The study, which appears in the Proceedings of the National Academy of Sciences (Online, August 29, 2005), reveals a functional link between emotion processing centers in the brain and certain physiological processes relevant to disease.
UW–Madison psychology professor Richard Davidson, an expert on emotions; and UW–Madison medicine professor William Busse, an expert on asthma; are senior co-authors on the study. Melissa Rosenkranz, a graduate student at the UW–Madison Laboratory for Affective Neuroscience, is the lead author.
“While this study was small, it shows how important specific brain circuits can be in modulating inflammation,” says Davidson, director of the affective neuroscience laboratory and the Waisman Laboratory for Functional Brain Imaging and Behavior. “The data suggest potential future targets for the development of drugs and behavioral interventions to control asthma and other stress-responsive disorders.”

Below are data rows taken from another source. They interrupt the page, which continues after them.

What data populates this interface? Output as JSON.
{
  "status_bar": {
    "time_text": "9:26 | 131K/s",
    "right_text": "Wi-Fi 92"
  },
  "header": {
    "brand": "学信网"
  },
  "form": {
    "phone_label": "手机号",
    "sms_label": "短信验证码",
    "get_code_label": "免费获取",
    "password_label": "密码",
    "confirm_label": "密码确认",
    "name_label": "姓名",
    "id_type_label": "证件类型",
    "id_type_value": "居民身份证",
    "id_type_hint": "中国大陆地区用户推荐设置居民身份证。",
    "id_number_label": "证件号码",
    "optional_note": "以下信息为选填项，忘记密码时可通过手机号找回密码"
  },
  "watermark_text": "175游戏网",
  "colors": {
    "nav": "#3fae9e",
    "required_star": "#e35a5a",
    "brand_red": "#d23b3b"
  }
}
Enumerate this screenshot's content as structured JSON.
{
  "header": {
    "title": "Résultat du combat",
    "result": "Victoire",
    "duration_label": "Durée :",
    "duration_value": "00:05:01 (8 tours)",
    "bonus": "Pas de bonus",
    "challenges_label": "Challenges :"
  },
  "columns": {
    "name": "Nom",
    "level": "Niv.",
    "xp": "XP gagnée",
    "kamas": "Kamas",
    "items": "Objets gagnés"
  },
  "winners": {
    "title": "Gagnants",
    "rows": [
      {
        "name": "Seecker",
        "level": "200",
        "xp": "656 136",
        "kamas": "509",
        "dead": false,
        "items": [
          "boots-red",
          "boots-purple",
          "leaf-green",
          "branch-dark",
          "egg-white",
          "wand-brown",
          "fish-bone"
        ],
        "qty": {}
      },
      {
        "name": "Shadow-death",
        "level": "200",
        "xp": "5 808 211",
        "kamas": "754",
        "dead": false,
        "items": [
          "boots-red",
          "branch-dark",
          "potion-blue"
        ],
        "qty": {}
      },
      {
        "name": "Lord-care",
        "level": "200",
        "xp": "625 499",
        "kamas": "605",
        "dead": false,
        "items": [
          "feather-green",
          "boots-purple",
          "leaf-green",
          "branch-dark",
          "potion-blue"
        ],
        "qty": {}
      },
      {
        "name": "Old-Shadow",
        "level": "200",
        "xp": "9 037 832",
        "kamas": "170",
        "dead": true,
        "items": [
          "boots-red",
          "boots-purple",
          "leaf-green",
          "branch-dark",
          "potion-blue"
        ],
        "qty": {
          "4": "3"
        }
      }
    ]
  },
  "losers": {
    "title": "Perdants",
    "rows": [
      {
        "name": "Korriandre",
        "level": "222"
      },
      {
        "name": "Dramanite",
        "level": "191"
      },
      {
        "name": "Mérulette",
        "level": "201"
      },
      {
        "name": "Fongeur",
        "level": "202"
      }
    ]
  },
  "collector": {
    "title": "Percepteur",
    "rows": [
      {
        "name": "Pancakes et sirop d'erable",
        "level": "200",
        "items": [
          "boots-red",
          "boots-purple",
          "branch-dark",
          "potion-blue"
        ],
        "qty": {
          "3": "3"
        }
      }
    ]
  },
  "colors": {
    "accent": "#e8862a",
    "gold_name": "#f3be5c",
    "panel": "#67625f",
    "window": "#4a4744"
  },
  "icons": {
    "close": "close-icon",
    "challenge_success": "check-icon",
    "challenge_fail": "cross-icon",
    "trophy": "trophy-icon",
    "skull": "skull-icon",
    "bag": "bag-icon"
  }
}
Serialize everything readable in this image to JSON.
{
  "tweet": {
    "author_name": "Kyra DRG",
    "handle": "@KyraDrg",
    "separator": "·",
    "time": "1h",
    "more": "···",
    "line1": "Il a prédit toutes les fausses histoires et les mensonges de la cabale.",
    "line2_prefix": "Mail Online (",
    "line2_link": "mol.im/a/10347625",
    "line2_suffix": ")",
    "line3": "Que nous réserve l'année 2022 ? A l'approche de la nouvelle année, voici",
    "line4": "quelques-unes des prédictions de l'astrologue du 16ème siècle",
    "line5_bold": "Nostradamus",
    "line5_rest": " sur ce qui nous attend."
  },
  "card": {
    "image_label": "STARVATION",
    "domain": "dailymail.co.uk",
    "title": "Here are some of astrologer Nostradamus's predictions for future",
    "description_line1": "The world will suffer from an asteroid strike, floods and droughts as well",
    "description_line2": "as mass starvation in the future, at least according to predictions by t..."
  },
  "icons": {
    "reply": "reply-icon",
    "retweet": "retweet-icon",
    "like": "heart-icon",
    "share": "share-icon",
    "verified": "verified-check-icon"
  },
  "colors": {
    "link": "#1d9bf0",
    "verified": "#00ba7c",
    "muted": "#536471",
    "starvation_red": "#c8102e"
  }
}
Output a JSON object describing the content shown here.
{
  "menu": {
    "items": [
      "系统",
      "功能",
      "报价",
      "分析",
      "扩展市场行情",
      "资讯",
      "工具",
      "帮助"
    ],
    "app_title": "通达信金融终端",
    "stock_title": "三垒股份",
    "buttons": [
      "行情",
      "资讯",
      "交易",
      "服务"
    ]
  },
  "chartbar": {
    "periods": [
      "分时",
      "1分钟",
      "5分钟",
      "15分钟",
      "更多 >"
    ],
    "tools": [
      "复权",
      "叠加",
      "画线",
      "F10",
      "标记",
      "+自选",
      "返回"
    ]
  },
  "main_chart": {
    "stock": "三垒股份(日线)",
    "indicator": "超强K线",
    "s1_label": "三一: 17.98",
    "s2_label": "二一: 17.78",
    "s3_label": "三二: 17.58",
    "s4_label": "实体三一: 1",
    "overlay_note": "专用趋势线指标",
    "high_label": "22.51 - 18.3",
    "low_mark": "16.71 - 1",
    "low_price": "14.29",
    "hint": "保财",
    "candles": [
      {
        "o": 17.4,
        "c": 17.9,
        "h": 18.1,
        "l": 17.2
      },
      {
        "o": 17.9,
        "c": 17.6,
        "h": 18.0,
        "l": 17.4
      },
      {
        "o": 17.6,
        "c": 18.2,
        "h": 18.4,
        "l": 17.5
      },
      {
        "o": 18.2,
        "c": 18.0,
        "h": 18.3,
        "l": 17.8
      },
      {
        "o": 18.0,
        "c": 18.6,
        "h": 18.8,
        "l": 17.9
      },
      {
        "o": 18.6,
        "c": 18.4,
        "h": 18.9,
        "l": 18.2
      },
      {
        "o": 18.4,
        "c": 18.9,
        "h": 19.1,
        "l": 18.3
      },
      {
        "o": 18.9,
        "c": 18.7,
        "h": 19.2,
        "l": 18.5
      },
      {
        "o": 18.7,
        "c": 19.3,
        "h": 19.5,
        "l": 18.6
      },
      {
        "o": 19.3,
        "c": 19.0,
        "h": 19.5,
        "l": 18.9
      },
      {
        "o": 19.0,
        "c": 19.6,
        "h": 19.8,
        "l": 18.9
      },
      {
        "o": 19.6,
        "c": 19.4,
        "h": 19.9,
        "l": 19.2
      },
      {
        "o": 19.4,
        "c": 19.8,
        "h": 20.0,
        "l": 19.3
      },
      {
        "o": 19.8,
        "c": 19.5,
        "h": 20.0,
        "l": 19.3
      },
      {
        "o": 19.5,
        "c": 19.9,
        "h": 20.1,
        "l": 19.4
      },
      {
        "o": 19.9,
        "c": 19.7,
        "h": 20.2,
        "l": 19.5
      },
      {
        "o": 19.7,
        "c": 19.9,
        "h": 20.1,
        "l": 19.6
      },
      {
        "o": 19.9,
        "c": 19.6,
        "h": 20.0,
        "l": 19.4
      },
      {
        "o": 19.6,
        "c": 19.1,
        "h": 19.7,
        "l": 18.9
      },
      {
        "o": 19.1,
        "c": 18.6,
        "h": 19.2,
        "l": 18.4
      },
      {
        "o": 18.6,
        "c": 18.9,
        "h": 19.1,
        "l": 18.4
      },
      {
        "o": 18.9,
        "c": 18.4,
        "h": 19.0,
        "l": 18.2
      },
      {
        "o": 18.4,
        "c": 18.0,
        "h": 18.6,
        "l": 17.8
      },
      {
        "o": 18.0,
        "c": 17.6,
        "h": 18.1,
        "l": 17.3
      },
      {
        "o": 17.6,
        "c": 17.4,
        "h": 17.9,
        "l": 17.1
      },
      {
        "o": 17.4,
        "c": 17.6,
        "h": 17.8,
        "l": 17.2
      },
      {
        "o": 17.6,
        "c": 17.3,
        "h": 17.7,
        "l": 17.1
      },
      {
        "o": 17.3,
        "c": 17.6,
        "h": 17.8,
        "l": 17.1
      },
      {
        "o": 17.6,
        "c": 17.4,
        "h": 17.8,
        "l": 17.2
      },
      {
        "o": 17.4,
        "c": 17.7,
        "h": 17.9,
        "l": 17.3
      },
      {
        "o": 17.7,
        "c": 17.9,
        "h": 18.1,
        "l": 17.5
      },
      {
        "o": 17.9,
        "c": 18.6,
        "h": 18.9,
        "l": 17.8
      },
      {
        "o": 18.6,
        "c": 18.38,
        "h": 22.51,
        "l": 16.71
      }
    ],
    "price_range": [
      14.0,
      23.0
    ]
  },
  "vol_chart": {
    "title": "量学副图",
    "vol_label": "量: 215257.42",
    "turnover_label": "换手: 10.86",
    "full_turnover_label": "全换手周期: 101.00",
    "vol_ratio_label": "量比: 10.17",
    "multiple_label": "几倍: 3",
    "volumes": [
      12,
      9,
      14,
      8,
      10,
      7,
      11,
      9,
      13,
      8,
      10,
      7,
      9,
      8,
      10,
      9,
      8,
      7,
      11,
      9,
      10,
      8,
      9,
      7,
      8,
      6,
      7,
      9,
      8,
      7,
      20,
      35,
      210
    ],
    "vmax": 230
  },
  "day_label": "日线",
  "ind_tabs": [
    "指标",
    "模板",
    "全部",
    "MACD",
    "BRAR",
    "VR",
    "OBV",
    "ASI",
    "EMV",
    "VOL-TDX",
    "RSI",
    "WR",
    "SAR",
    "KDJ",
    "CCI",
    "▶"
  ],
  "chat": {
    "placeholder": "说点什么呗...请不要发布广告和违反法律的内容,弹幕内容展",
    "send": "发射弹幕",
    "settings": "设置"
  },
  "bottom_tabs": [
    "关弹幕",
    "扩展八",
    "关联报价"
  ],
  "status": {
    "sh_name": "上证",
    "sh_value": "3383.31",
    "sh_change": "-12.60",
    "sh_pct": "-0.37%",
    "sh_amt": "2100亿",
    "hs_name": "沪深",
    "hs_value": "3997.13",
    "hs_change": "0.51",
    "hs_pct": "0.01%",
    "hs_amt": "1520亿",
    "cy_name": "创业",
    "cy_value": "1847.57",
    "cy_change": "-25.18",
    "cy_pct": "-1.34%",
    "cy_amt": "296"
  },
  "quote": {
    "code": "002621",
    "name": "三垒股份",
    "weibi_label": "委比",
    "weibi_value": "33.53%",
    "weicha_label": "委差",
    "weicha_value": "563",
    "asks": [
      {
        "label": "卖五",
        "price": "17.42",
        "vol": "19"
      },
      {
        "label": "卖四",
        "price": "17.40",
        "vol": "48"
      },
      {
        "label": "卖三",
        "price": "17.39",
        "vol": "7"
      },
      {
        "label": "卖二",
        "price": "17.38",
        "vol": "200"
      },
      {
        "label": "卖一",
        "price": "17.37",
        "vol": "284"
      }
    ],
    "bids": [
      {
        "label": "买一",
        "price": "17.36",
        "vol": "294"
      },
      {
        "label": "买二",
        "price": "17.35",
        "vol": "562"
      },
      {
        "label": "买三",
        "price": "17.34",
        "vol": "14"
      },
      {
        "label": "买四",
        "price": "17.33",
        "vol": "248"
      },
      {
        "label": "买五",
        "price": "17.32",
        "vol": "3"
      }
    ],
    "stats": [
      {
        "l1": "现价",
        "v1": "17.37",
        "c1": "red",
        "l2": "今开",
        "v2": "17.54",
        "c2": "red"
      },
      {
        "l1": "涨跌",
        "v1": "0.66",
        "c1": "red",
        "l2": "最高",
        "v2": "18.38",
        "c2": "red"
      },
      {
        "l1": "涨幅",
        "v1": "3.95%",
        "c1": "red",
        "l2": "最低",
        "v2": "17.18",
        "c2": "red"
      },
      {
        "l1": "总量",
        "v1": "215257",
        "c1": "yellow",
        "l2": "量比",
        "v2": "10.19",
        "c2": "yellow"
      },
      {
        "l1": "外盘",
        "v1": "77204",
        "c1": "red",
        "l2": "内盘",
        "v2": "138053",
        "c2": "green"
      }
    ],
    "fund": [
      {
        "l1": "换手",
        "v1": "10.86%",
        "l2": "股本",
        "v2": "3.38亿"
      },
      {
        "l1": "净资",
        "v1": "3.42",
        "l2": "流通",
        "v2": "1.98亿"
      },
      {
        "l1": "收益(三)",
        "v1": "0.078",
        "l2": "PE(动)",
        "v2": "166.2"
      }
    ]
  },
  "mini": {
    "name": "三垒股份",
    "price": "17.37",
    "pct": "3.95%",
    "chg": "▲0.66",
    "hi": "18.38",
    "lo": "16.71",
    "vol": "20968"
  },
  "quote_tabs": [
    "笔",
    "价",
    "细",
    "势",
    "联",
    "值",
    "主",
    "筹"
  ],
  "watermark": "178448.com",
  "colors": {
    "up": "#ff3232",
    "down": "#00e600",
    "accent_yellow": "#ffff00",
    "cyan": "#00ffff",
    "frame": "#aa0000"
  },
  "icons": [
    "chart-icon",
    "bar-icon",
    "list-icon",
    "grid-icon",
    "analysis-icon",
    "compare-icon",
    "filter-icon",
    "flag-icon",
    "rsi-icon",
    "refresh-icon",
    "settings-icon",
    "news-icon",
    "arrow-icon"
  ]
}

Previous studies and clinical evidence have shown that stress and emotional turmoil adversely affect people with inflammatory diseases like asthma. And signs of inflammation have been shown to affect the brain. But until now, nobody knew exactly what brain circuits were involved in these seemingly intertwined emotional and immune events or how the circuits might influence the severity of an acute asthma response.
Researchers used functional magnetic resonance imaging (fMRI) to scan the brains of six mildly asthmatic people who were asked to inhale ragweed or dust-mite extracts. Subjects were then shown three types of words: asthma-related (such as “wheeze”), non-asthma negative (such as “loneliness”) and neutral (such as “curtains”). Shortly after, researchers measured lung function in the subjects as well as molecular signs of inflammation in their sputum.
The fMRI scans revealed that the asthma-related terms stimulated robust responses in two brain regions-the anterior cingulate cortex and the insula-that were strongly correlated with measures of lung function and inflammation. The other types of words were not strongly associated with lung function or inflammation.
The two brain structures are involved in transmitting information about the physiological condition of the body, such as shortness of breath and pain levels, says Davidson, and they have strong connections with other brain structures essential in processing emotional information.
“In asthmatics, the anterior cingulate cortex and the insula may be hyper-responsive to emotional and physiological signals, like inflammation, which may in turn influence the severity of symptoms,” says Davidson.
The researchers suspect that other brain regions may also be involved in the asthma-stress interaction.